• Assignment: If a line in the listing includes the word "title", copy it out.

○ ○ ○ ○

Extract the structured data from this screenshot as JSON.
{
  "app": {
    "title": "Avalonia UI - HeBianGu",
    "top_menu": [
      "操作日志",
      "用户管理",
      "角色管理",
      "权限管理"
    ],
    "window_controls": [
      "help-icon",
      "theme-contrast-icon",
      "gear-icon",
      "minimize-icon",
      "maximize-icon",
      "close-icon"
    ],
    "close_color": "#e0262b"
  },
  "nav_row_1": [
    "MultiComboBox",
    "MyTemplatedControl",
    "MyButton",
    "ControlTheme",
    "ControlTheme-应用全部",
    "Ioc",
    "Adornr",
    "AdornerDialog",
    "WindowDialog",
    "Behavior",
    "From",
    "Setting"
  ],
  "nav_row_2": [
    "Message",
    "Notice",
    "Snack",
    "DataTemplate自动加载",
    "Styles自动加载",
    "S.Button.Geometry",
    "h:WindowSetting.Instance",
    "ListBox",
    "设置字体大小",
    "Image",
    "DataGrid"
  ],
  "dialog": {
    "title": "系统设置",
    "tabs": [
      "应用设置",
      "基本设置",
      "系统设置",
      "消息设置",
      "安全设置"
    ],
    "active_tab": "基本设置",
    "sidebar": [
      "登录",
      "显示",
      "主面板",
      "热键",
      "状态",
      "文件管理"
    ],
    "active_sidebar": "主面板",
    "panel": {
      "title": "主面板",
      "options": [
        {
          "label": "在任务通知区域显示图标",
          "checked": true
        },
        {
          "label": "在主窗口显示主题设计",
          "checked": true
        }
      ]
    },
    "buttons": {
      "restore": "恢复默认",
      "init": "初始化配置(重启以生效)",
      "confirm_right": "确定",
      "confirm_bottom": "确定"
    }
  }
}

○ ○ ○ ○

• Exercise answer:
    "title": "Avalonia UI - HeBianGu",
    "title": "系统设置",
      "title": "主面板",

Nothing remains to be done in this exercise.